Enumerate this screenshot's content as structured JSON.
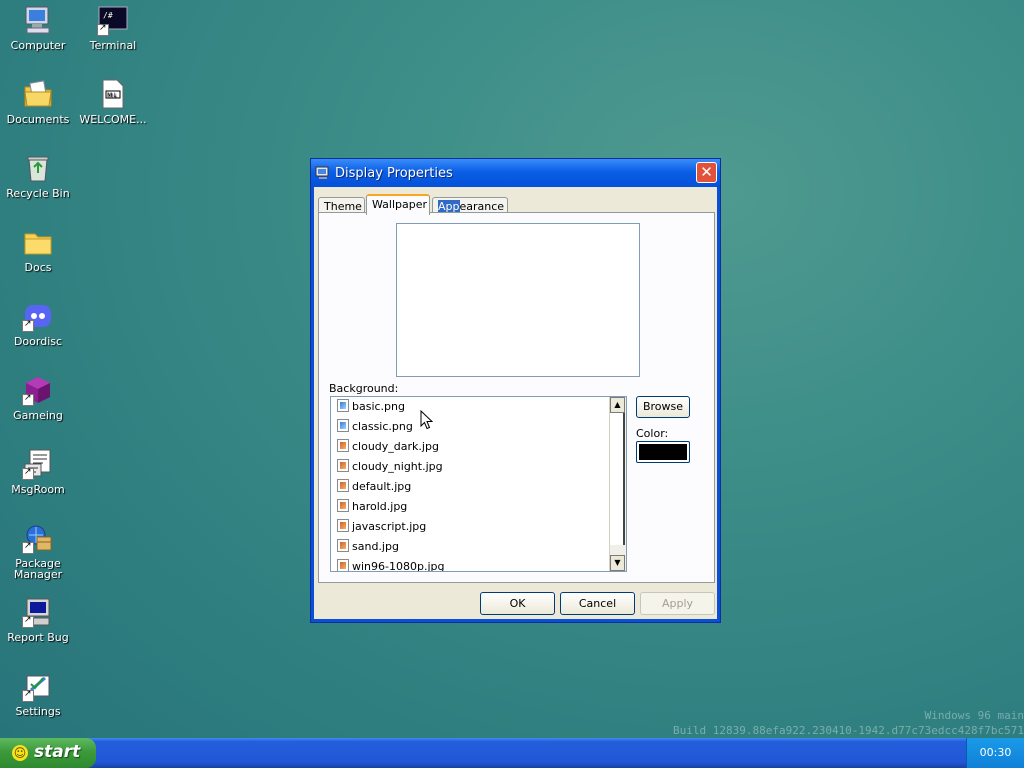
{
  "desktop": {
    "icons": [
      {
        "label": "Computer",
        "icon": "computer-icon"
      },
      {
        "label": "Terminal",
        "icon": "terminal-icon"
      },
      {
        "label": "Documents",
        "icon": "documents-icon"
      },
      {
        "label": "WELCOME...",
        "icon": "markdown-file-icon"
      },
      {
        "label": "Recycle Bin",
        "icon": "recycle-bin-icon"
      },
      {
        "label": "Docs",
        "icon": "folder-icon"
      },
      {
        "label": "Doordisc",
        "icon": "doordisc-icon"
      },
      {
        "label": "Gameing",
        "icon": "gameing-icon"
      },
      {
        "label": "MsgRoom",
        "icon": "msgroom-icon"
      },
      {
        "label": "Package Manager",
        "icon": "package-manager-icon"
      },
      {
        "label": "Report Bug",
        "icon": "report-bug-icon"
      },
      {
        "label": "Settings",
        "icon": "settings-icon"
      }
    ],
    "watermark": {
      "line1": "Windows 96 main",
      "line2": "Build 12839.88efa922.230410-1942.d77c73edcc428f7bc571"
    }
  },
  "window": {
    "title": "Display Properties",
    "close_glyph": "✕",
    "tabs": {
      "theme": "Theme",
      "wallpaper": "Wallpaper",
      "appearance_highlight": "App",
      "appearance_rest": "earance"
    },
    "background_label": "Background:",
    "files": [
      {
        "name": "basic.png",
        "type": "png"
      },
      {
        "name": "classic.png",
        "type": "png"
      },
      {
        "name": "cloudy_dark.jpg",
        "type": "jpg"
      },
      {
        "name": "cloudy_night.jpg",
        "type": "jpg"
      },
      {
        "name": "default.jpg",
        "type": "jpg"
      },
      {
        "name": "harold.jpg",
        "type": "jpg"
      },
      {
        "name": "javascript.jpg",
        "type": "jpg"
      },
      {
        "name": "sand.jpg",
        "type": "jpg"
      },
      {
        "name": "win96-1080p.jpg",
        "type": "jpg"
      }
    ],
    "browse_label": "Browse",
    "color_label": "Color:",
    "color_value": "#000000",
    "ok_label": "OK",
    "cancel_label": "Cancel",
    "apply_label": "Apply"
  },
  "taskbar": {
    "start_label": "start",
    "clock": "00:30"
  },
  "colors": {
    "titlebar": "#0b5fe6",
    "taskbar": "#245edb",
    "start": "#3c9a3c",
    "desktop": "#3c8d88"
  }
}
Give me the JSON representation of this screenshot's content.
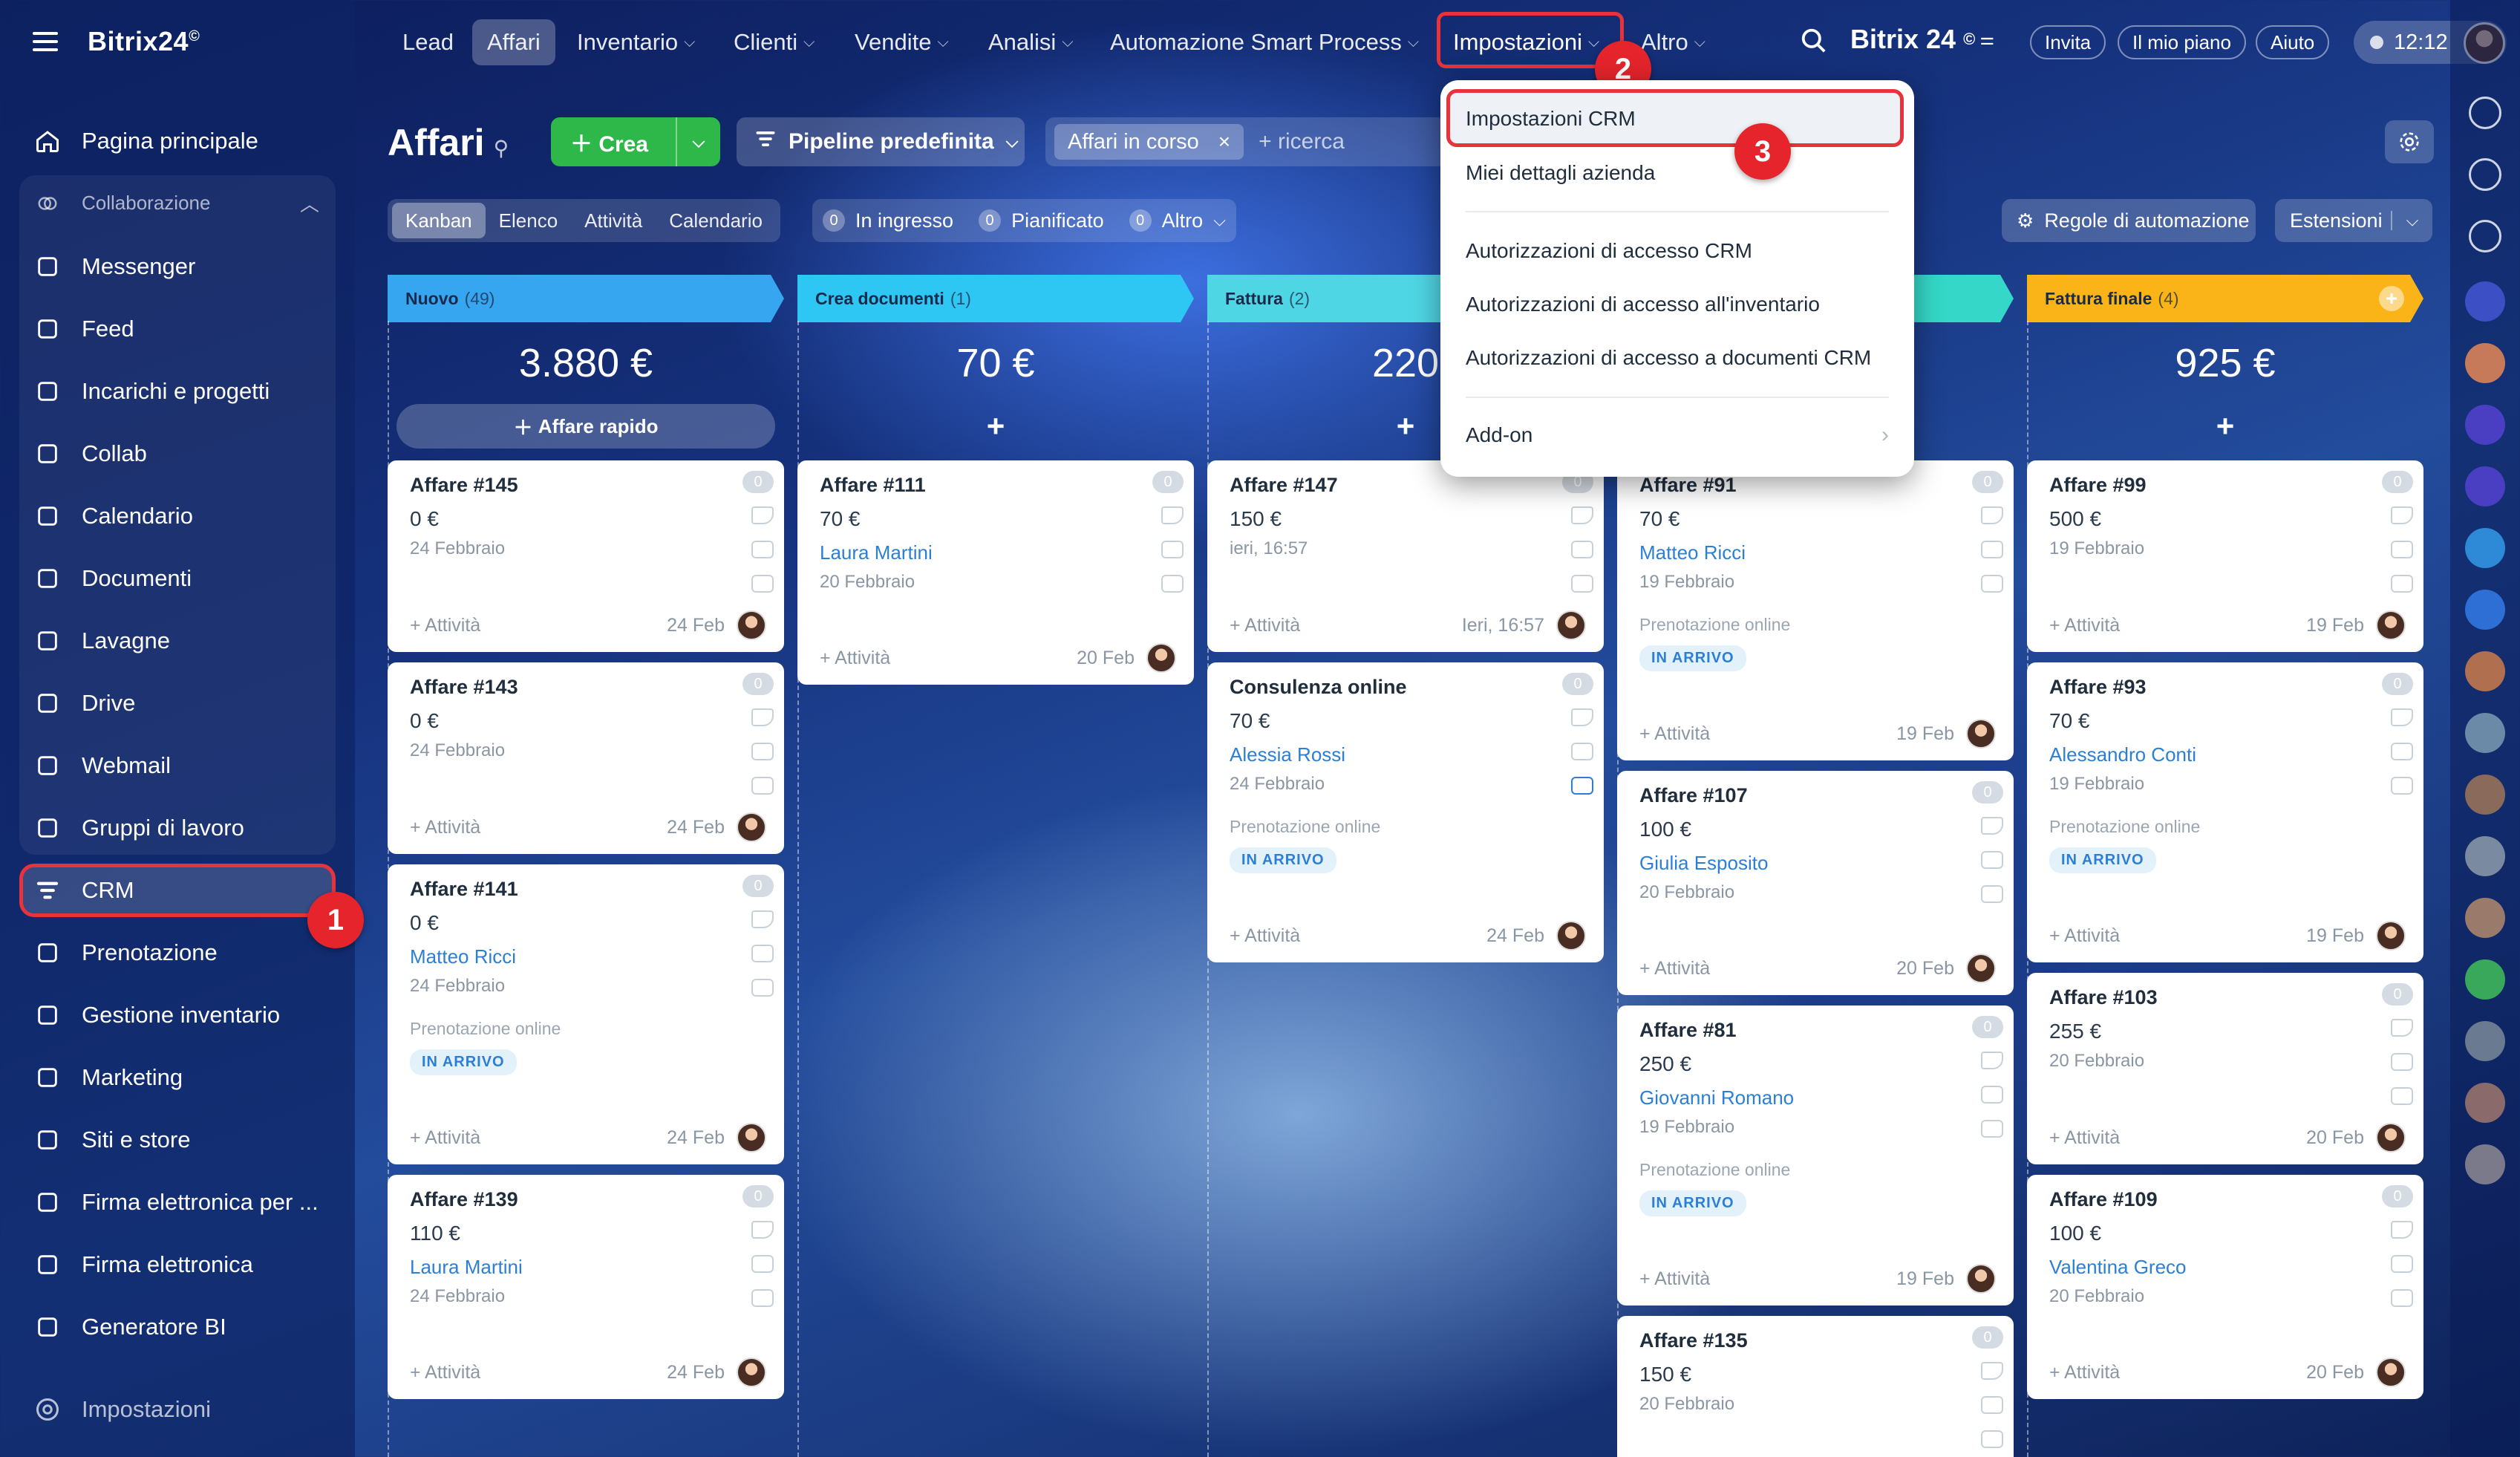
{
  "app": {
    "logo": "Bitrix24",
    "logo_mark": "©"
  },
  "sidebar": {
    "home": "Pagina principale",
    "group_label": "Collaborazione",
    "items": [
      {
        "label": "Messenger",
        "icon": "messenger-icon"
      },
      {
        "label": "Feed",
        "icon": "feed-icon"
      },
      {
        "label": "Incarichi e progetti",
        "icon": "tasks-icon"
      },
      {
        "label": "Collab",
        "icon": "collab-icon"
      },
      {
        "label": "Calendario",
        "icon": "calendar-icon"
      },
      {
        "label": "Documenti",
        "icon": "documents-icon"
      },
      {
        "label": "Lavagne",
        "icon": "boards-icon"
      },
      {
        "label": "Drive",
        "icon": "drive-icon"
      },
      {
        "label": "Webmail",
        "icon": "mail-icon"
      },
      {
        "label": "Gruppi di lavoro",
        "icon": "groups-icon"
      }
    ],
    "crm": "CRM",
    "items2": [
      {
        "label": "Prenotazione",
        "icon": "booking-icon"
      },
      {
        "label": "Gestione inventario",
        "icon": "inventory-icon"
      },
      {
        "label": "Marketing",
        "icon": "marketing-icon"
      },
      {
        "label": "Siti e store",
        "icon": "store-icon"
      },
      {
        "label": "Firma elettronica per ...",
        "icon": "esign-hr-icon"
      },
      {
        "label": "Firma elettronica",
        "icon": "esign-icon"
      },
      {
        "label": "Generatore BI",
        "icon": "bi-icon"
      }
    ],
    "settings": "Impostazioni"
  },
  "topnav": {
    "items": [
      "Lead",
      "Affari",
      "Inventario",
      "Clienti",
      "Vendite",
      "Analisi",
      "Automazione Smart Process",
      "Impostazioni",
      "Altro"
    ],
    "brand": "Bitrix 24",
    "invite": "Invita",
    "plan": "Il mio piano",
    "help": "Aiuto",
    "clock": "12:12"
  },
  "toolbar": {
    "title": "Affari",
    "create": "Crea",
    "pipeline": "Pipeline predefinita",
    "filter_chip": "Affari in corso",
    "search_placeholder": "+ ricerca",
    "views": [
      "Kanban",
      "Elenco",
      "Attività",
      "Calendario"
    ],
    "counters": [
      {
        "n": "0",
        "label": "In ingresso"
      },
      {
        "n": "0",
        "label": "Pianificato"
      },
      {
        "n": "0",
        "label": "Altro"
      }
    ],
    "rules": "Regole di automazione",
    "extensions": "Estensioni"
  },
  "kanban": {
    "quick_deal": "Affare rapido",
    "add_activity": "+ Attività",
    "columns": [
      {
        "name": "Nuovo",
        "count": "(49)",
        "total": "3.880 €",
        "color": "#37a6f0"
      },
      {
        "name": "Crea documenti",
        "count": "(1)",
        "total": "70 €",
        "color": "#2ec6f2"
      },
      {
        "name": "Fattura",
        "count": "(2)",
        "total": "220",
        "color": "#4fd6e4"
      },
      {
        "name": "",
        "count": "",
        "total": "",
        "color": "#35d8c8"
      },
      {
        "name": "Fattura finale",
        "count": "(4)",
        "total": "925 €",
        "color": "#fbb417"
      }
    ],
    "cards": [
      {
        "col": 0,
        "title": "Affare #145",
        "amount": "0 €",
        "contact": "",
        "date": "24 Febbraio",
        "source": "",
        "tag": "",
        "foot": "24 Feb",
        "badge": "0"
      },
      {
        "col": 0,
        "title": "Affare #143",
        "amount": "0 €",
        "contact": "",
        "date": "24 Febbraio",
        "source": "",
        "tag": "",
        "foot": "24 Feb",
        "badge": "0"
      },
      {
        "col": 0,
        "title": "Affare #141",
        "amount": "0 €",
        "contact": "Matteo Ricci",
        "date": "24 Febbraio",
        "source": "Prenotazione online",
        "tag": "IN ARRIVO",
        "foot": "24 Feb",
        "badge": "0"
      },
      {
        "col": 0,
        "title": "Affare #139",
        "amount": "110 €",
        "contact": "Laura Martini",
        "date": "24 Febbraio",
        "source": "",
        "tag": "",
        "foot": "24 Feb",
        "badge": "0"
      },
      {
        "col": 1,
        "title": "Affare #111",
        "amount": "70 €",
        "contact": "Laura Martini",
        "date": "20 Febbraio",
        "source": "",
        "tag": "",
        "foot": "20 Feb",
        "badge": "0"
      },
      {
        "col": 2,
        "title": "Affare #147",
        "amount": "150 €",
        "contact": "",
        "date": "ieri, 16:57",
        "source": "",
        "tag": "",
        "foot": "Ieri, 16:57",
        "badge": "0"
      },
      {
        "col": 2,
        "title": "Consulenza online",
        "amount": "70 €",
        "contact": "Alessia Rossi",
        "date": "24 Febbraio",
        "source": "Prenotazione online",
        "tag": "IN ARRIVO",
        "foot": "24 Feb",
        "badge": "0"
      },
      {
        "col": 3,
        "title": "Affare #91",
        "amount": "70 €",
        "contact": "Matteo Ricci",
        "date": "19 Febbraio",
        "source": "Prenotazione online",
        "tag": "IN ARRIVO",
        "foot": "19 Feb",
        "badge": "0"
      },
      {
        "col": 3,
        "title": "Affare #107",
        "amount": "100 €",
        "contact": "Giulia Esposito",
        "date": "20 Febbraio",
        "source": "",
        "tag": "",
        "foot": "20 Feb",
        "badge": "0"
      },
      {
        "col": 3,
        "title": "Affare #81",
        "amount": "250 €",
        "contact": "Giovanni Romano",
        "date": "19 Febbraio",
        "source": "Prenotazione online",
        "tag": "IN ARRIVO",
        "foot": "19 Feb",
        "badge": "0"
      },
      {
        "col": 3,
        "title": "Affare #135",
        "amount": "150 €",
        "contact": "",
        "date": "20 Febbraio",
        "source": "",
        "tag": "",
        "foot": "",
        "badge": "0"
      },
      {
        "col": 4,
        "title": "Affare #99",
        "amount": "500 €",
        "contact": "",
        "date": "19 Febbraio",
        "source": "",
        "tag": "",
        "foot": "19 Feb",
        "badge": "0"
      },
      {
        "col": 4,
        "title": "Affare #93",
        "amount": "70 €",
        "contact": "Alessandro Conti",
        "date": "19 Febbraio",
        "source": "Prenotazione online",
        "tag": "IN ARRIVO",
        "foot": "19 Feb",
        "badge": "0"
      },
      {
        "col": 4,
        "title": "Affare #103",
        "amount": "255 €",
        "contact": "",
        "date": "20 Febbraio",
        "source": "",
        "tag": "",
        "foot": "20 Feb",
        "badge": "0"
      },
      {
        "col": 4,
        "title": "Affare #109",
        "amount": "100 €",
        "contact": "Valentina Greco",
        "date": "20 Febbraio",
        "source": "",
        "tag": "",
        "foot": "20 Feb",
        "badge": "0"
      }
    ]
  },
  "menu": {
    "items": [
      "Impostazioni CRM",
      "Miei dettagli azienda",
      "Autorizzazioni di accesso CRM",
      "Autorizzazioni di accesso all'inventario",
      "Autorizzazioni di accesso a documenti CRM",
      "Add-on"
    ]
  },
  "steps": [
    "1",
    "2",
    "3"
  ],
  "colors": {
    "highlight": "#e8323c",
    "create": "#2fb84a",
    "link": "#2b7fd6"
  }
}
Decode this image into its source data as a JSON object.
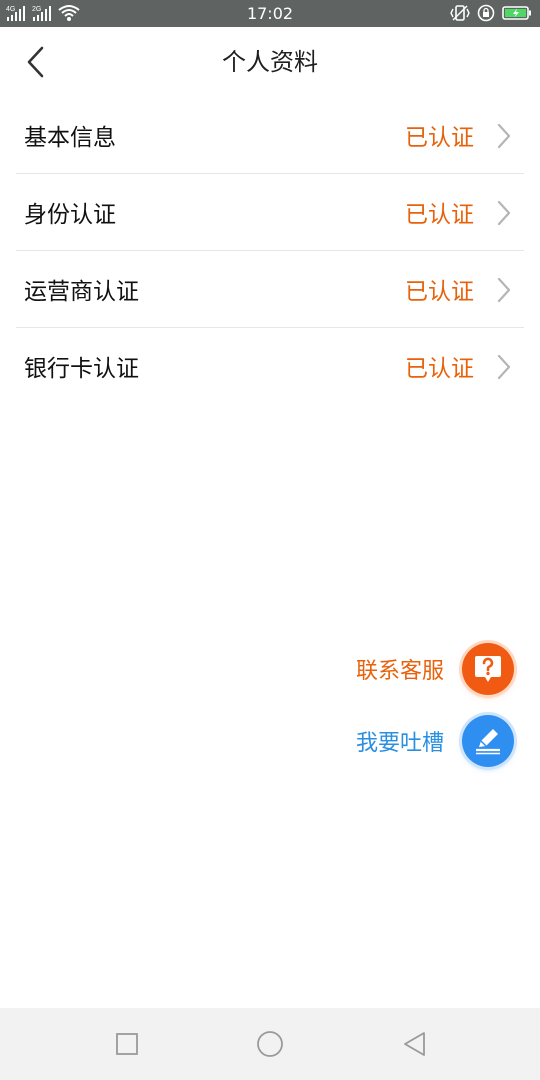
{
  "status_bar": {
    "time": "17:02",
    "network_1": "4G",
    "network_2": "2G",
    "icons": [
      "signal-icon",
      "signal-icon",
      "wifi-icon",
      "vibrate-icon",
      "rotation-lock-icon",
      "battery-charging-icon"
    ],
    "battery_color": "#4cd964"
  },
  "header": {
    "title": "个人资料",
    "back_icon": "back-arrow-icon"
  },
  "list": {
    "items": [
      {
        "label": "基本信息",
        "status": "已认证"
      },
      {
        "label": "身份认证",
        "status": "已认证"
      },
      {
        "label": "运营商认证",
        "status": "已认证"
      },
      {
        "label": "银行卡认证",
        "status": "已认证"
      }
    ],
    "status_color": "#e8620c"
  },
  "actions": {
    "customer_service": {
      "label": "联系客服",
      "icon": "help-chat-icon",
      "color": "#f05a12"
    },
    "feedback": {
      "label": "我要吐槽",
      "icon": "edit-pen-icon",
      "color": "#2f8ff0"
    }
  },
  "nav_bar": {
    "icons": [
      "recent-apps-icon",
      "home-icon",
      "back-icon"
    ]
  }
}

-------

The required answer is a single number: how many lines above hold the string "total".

5